The holiday season requires a close eye on the weather. Modern people do this, not by looking at the sky, but by consulting a smartphone. Yahoo, the most popular weather app, tells you the probability of rain, hour by hour.
But you don’t want to know the probability that it will rain. It either will rain or it won’t and you want to know which of these outcomes will occur. And you can never know whether such a prediction was accurate. Both rain and no rain are consistent with the claim that the probability that it would rain was 10 per cent.
The British meteorological office gives some help in interpretation. It suggests that if the probability of rain was 10 per cent you might be willing to hang your sheets out to dry, but not a shirt needed for an important dinner. While this may be useful advice, however, it is not an explanation of the meaning of the statement that the probability of rain is 10 per cent.
The analysis of probability originates in games of chance, in which the rules are sufficiently simple and well-defined that the game can be repeated in more or less identical form over and over again. If you toss a fair coin repeatedly, it will come up heads about 50 per cent of the time. If you can be bothered, you can verify that fact empirically. Perhaps more strikingly, the theory of probability tells you that if you repeatedly toss that coin 50 times you will get 23 or more heads about 67 per cent of the time, and you can verify that prediction empirically too.
It is a stretch, but perhaps not a very long stretch, to extend this analysis of frequency to single events, and to say that the probability that England will win the toss in the fifth Ashes cricket test against Australia is 50 per cent.
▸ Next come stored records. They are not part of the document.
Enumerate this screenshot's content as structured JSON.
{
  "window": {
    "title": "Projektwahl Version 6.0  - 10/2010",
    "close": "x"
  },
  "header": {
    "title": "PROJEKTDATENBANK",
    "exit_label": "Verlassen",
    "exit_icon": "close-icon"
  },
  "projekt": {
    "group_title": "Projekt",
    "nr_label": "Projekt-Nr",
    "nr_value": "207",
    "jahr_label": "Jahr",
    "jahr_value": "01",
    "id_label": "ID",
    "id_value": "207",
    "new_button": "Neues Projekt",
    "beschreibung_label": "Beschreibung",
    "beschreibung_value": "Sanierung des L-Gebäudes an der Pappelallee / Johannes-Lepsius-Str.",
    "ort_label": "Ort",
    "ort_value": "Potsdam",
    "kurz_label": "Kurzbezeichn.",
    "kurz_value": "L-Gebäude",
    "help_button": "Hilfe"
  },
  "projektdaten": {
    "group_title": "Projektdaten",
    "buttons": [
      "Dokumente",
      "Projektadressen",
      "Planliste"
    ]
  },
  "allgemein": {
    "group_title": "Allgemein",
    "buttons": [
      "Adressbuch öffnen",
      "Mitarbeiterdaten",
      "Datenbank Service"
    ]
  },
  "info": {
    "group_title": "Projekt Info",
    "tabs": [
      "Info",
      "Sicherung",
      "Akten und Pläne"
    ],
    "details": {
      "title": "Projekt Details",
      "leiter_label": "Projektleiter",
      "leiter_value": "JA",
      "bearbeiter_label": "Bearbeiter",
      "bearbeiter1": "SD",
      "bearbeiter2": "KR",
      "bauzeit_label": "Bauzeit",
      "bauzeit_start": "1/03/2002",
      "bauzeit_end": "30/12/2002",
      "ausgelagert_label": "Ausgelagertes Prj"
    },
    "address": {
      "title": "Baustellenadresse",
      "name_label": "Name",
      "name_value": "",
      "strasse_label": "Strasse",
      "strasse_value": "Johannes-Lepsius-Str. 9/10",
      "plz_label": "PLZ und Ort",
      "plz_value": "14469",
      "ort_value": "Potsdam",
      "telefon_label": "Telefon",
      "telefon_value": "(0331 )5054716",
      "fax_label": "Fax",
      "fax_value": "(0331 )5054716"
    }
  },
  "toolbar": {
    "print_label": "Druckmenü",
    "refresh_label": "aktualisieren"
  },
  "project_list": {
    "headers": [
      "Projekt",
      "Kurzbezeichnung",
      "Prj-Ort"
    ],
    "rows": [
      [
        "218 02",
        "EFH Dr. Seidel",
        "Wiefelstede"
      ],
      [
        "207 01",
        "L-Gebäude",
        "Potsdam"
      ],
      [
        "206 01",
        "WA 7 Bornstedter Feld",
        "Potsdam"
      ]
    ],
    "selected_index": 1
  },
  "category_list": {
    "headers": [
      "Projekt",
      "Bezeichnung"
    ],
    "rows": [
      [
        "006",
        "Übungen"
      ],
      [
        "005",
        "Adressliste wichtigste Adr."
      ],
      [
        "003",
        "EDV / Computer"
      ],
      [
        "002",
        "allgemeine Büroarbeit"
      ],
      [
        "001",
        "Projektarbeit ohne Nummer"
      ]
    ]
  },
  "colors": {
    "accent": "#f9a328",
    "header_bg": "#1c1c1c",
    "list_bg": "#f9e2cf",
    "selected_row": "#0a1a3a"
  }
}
And that the probability the home side will win the toss at least 23 times in a decade of five-test match series is 67 per cent. Tosses to start sporting contests are repeated at similar events, and theory and experience validate the probabilistic approach.
Perhaps one could stretch the approach further and apply it to the probability of rain. The Met Office might form a view of tomorrow’s weather. Records might show that it rains on 10 per cent of similar days. The difficulty is defining exactly what is meant by “a similar day”. “A typical April day in England” is a rather loose concept.
However, this is not, in fact, what weather forecasters do. Their analysis is based on elaborate computer models and they tweak the assumptions of these models to generate many different predictions. What they mean when they say the probability of rain is 10 per cent is that rain occurs in 10 per cent of these simulations. The validity of that prediction depends on two rather implausible assumptions; that the model correctly describes the physical world, and that the range of assumptions made by the modellers properly reflects the full range of possible assumptions.
Despite these difficulties – and popular derision comparable to that experienced by economic forecasters – weather forecasters do rather well. Certainly short-term weather forecasts are better than medium-term economic forecasts. These weather forecasting models are constantly calibrated and adjusted in light of the wealth of data that the weather provides hour by hour, and the physical system that governs the weather is relatively constant, even if our understanding of it is limited.
In contrast, severe recessions, property bubbles and bank failures are relatively infrequent, and calibration by economists has come to mean tweaking models to better explain the past rather than revising them to better predict the future – a particularly dangerous methodology when there are many reasons to think that the underlying structure of the economy is in a state of constant flux.
The further one moves from mechanisms that are well understood and events that are frequently repeated, the less appropriate is the use of probabilistic language. What does it mean to say: “I am 90 per cent certain that the extinction of the dinosaurs was caused by an object hitting the earth at Yucatán?” Not, I think, that on 90 per cent of occasions on which the dinosaurs were wiped out, the cause was an asteroid landing in what is now Mexico. There is a difference – often elided – between a probability and a degree of confidence in a forecast. It is one reason why we are better at avoiding drizzle than financial crises.